- Page 1 Sony Bravia KDL-52HX903
- Page 2 Key Features and Initial Picture Results
- Page 3 3D Performance and Verdict
- Page 4 Feature Table
Given the problems we recently had with Sony’s 60LX903 edge LED 3D set, we feared the 52HX903’s currently very sturdy house of picture quality cards would come crashing down when we switched from 2D to 3D. But while the 52HX903’s 2D to 3D conversion still feels dull and unconvincing, its playback of true 3D sources appears much more enjoyable.
The main reason for this is that there’s less crosstalk noise. Don’t get us wrong; we’re certainly not saying that the 52HX903 is immune to ghosting around some 3D objects. But for some reason, possibly the direct LED lighting, more likely the 400Hz Motion Flow processing, the crosstalk issues are neither as common nor as in your face as they were on the 60LX903.
In fact, with 3D Full HD Blu-ray feeds the 52HX903 is the best LCD performer we’ve seen to date. Though Panasonic’s plasma 3D TVs still rule the roost when it comes to suppressing crosstalk.
The 52HX903’s 3D pictures are also engagingly bright and colourful too, despite the inevitable dimming effect of the active shutter glasses you have to wear. In this particular respect, the Sony’s 3D images actually slightly better Panasonic’s.
The 400Hz system also helps motion in a 3D environment look fluid, clean and convincing.
So does the 52HX903 have any other issues aside from the (actually not nearly as bad as expected) 3D crosstalk problem? Yes – but nothing serious.
First, you do have to exercise a bit of caution with the 400Hz motion processing options. For if you try to run the system on one of its most intensive settings, it can generate distracting processing side effects like shimmering edges and haloes around moving objects.
Another issue is the occasional appearance of a slightly off-key colour tone. These really do only crop up once in a blue moon, and are generally restricted to skin tones during dark scenes. But we couldn’t help but wonder if we might have been able to correct even these rare rogue tones had Sony provided adequate colour management tools.
Finally, in keeping with every direct LED TV we’ve ever seen, you do have to try not to watch the 52HX903 from too wide an angle, for if you do the amount of haloing around bright objects increases severely.
Let’s not get too hung up on what the 52HX903 might have done better, though. For the fact remains that the balance of the set’s picture achievements is overall very, very much in favour of the good stuff.

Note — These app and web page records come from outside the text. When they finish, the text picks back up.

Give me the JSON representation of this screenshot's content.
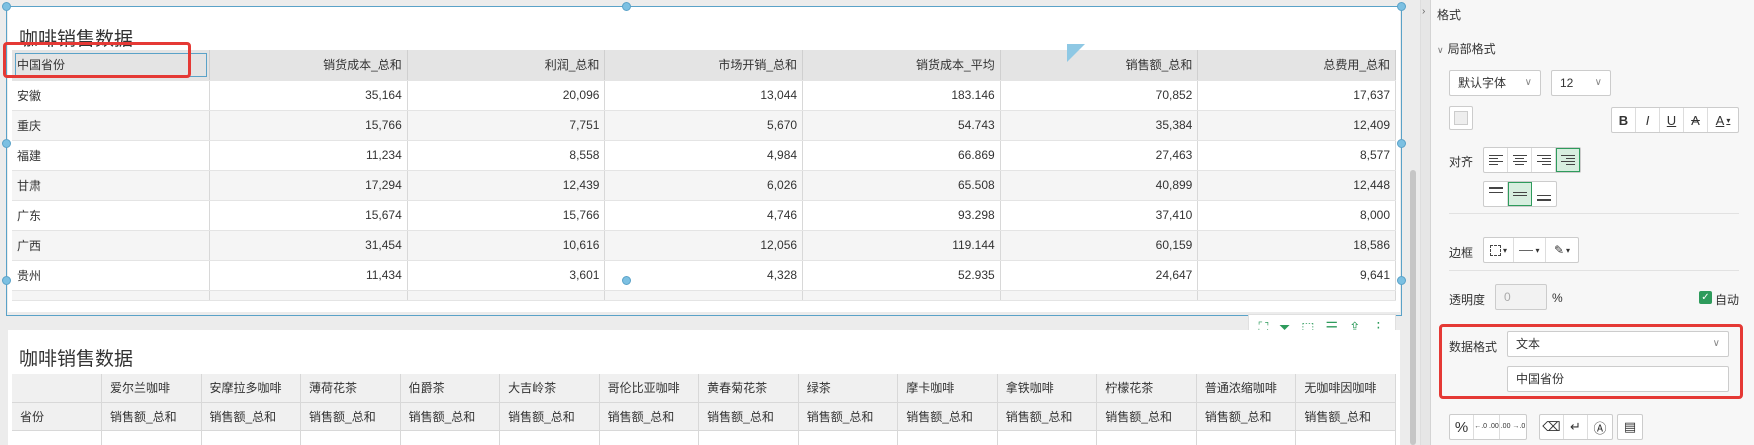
{
  "widget1": {
    "title": "咖啡销售数据",
    "columns": [
      "中国省份",
      "销货成本_总和",
      "利润_总和",
      "市场开销_总和",
      "销货成本_平均",
      "销售额_总和",
      "总费用_总和"
    ],
    "rows": [
      [
        "安徽",
        "35,164",
        "20,096",
        "13,044",
        "183.146",
        "70,852",
        "17,637"
      ],
      [
        "重庆",
        "15,766",
        "7,751",
        "5,670",
        "54.743",
        "35,384",
        "12,409"
      ],
      [
        "福建",
        "11,234",
        "8,558",
        "4,984",
        "66.869",
        "27,463",
        "8,577"
      ],
      [
        "甘肃",
        "17,294",
        "12,439",
        "6,026",
        "65.508",
        "40,899",
        "12,448"
      ],
      [
        "广东",
        "15,674",
        "15,766",
        "4,746",
        "93.298",
        "37,410",
        "8,000"
      ],
      [
        "广西",
        "31,454",
        "10,616",
        "12,056",
        "119.144",
        "60,159",
        "18,586"
      ],
      [
        "贵州",
        "11,434",
        "3,601",
        "4,328",
        "52.935",
        "24,647",
        "9,641"
      ]
    ]
  },
  "widget2": {
    "title": "咖啡销售数据",
    "products": [
      "爱尔兰咖啡",
      "安摩拉多咖啡",
      "薄荷花茶",
      "伯爵茶",
      "大吉岭茶",
      "哥伦比亚咖啡",
      "黄春菊花茶",
      "绿茶",
      "摩卡咖啡",
      "拿铁咖啡",
      "柠檬花茶",
      "普通浓缩咖啡",
      "无咖啡因咖啡"
    ],
    "row_header": "省份",
    "measure": "销售额_总和"
  },
  "panel": {
    "title": "格式",
    "section": "局部格式",
    "font_family": "默认字体",
    "font_size": "12",
    "bold": "B",
    "italic": "I",
    "underline": "U",
    "strike": "A",
    "font_color": "A",
    "align_label": "对齐",
    "border_label": "边框",
    "opacity_label": "透明度",
    "opacity_value": "0",
    "opacity_unit": "%",
    "auto_label": "自动",
    "data_format_label": "数据格式",
    "data_format_value": "文本",
    "text_value": "中国省份",
    "percent": "%",
    "dec_add": "←.0 .00",
    "dec_remove": ".00 →.0"
  },
  "colors": {
    "accent": "#2e9b5c",
    "selection": "#5aa2c8",
    "highlight": "#e53935"
  }
}
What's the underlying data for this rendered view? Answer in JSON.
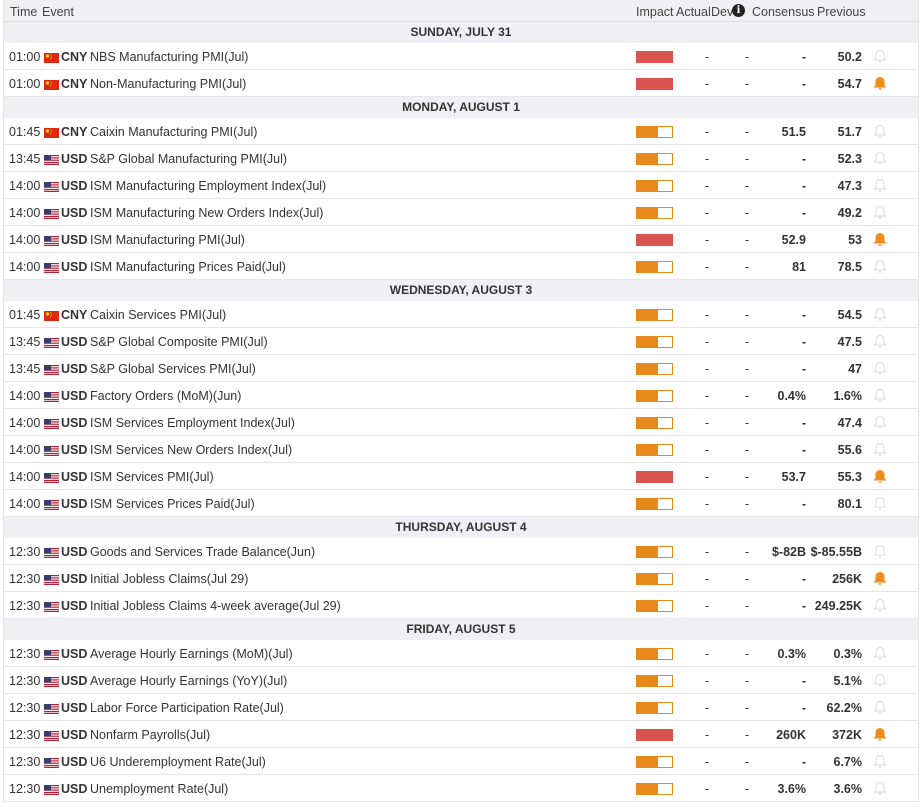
{
  "header": {
    "time": "Time",
    "event": "Event",
    "impact": "Impact",
    "actual": "Actual",
    "dev": "Dev",
    "info": "i",
    "consensus": "Consensus",
    "previous": "Previous"
  },
  "colors": {
    "high": "#d9534f",
    "medium": "#e8891c",
    "bell_on": "#f08c1a",
    "bell_off": "#d8d8d8"
  },
  "groups": [
    {
      "date": "SUNDAY, JULY 31",
      "events": [
        {
          "time": "01:00",
          "cur": "CNY",
          "event": "NBS Manufacturing PMI(Jul)",
          "impact": "high",
          "actual": "-",
          "dev": "-",
          "consensus": "-",
          "previous": "50.2",
          "alert": false
        },
        {
          "time": "01:00",
          "cur": "CNY",
          "event": "Non-Manufacturing PMI(Jul)",
          "impact": "high",
          "actual": "-",
          "dev": "-",
          "consensus": "-",
          "previous": "54.7",
          "alert": true
        }
      ]
    },
    {
      "date": "MONDAY, AUGUST 1",
      "events": [
        {
          "time": "01:45",
          "cur": "CNY",
          "event": "Caixin Manufacturing PMI(Jul)",
          "impact": "medium",
          "actual": "-",
          "dev": "-",
          "consensus": "51.5",
          "previous": "51.7",
          "alert": false
        },
        {
          "time": "13:45",
          "cur": "USD",
          "event": "S&P Global Manufacturing PMI(Jul)",
          "impact": "medium",
          "actual": "-",
          "dev": "-",
          "consensus": "-",
          "previous": "52.3",
          "alert": false
        },
        {
          "time": "14:00",
          "cur": "USD",
          "event": "ISM Manufacturing Employment Index(Jul)",
          "impact": "medium",
          "actual": "-",
          "dev": "-",
          "consensus": "-",
          "previous": "47.3",
          "alert": false
        },
        {
          "time": "14:00",
          "cur": "USD",
          "event": "ISM Manufacturing New Orders Index(Jul)",
          "impact": "medium",
          "actual": "-",
          "dev": "-",
          "consensus": "-",
          "previous": "49.2",
          "alert": false
        },
        {
          "time": "14:00",
          "cur": "USD",
          "event": "ISM Manufacturing PMI(Jul)",
          "impact": "high",
          "actual": "-",
          "dev": "-",
          "consensus": "52.9",
          "previous": "53",
          "alert": true
        },
        {
          "time": "14:00",
          "cur": "USD",
          "event": "ISM Manufacturing Prices Paid(Jul)",
          "impact": "medium",
          "actual": "-",
          "dev": "-",
          "consensus": "81",
          "previous": "78.5",
          "alert": false
        }
      ]
    },
    {
      "date": "WEDNESDAY, AUGUST 3",
      "events": [
        {
          "time": "01:45",
          "cur": "CNY",
          "event": "Caixin Services PMI(Jul)",
          "impact": "medium",
          "actual": "-",
          "dev": "-",
          "consensus": "-",
          "previous": "54.5",
          "alert": false
        },
        {
          "time": "13:45",
          "cur": "USD",
          "event": "S&P Global Composite PMI(Jul)",
          "impact": "medium",
          "actual": "-",
          "dev": "-",
          "consensus": "-",
          "previous": "47.5",
          "alert": false
        },
        {
          "time": "13:45",
          "cur": "USD",
          "event": "S&P Global Services PMI(Jul)",
          "impact": "medium",
          "actual": "-",
          "dev": "-",
          "consensus": "-",
          "previous": "47",
          "alert": false
        },
        {
          "time": "14:00",
          "cur": "USD",
          "event": "Factory Orders (MoM)(Jun)",
          "impact": "medium",
          "actual": "-",
          "dev": "-",
          "consensus": "0.4%",
          "previous": "1.6%",
          "alert": false
        },
        {
          "time": "14:00",
          "cur": "USD",
          "event": "ISM Services Employment Index(Jul)",
          "impact": "medium",
          "actual": "-",
          "dev": "-",
          "consensus": "-",
          "previous": "47.4",
          "alert": false
        },
        {
          "time": "14:00",
          "cur": "USD",
          "event": "ISM Services New Orders Index(Jul)",
          "impact": "medium",
          "actual": "-",
          "dev": "-",
          "consensus": "-",
          "previous": "55.6",
          "alert": false
        },
        {
          "time": "14:00",
          "cur": "USD",
          "event": "ISM Services PMI(Jul)",
          "impact": "high",
          "actual": "-",
          "dev": "-",
          "consensus": "53.7",
          "previous": "55.3",
          "alert": true
        },
        {
          "time": "14:00",
          "cur": "USD",
          "event": "ISM Services Prices Paid(Jul)",
          "impact": "medium",
          "actual": "-",
          "dev": "-",
          "consensus": "-",
          "previous": "80.1",
          "alert": false
        }
      ]
    },
    {
      "date": "THURSDAY, AUGUST 4",
      "events": [
        {
          "time": "12:30",
          "cur": "USD",
          "event": "Goods and Services Trade Balance(Jun)",
          "impact": "medium",
          "actual": "-",
          "dev": "-",
          "consensus": "$-82B",
          "previous": "$-85.55B",
          "alert": false
        },
        {
          "time": "12:30",
          "cur": "USD",
          "event": "Initial Jobless Claims(Jul 29)",
          "impact": "medium",
          "actual": "-",
          "dev": "-",
          "consensus": "-",
          "previous": "256K",
          "alert": true
        },
        {
          "time": "12:30",
          "cur": "USD",
          "event": "Initial Jobless Claims 4-week average(Jul 29)",
          "impact": "medium",
          "actual": "-",
          "dev": "-",
          "consensus": "-",
          "previous": "249.25K",
          "alert": false
        }
      ]
    },
    {
      "date": "FRIDAY, AUGUST 5",
      "events": [
        {
          "time": "12:30",
          "cur": "USD",
          "event": "Average Hourly Earnings (MoM)(Jul)",
          "impact": "medium",
          "actual": "-",
          "dev": "-",
          "consensus": "0.3%",
          "previous": "0.3%",
          "alert": false
        },
        {
          "time": "12:30",
          "cur": "USD",
          "event": "Average Hourly Earnings (YoY)(Jul)",
          "impact": "medium",
          "actual": "-",
          "dev": "-",
          "consensus": "-",
          "previous": "5.1%",
          "alert": false
        },
        {
          "time": "12:30",
          "cur": "USD",
          "event": "Labor Force Participation Rate(Jul)",
          "impact": "medium",
          "actual": "-",
          "dev": "-",
          "consensus": "-",
          "previous": "62.2%",
          "alert": false
        },
        {
          "time": "12:30",
          "cur": "USD",
          "event": "Nonfarm Payrolls(Jul)",
          "impact": "high",
          "actual": "-",
          "dev": "-",
          "consensus": "260K",
          "previous": "372K",
          "alert": true
        },
        {
          "time": "12:30",
          "cur": "USD",
          "event": "U6 Underemployment Rate(Jul)",
          "impact": "medium",
          "actual": "-",
          "dev": "-",
          "consensus": "-",
          "previous": "6.7%",
          "alert": false
        },
        {
          "time": "12:30",
          "cur": "USD",
          "event": "Unemployment Rate(Jul)",
          "impact": "medium",
          "actual": "-",
          "dev": "-",
          "consensus": "3.6%",
          "previous": "3.6%",
          "alert": false
        }
      ]
    }
  ]
}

The same can’t be said, sadly, of the 52HX903’s sound. For any sort of action sequence tends to find the set’s speakers wanting in both dynamic range and bass response. This means the soundstage is biased towards trebles, and as such can quickly leave powerful audio mixes sounding harsh and sibilant.
The best we can say about the sound is that it does at least pass muster for the normal, day-to-day fodder that will likely occupy the majority of your viewing time.
Despite the sense of expectation created by the 52HX903’s direct LED lighting system, as we started testing it memories of the 60LX903’s 3D problems were still nigglingly fresh in our mind. Thankfully, though, for whatever reason the 52HX903’s 3D images aren’t nearly as tiring and flawed as those of its bigger, edge LED sibling.
Which means we’re freer to concentrate on the set’s excellent 2D picture quality. Sony has clearly been extremely busy refining its local dimming direct LED system, and the results are pretty spectacular. So much so that in sheer performance terms, the 52HX903 comfortably deserves an overall mark of nine, despite the bland audio that accompanies the superb pictures.
However, try as we might, we just can’t ignore the 52HX903’s price. It is nearly £1,200 dearer than Panasonic’s P50VT20B TV. And this price gap grows substantially larger if you factor in the Sony’s optional 3D transmitter and glasses.
So with Panasonic’s 3D contender also being a terrific all-round picture performer, it’s hard to see how Sony can easily justify its own set costing quite so much.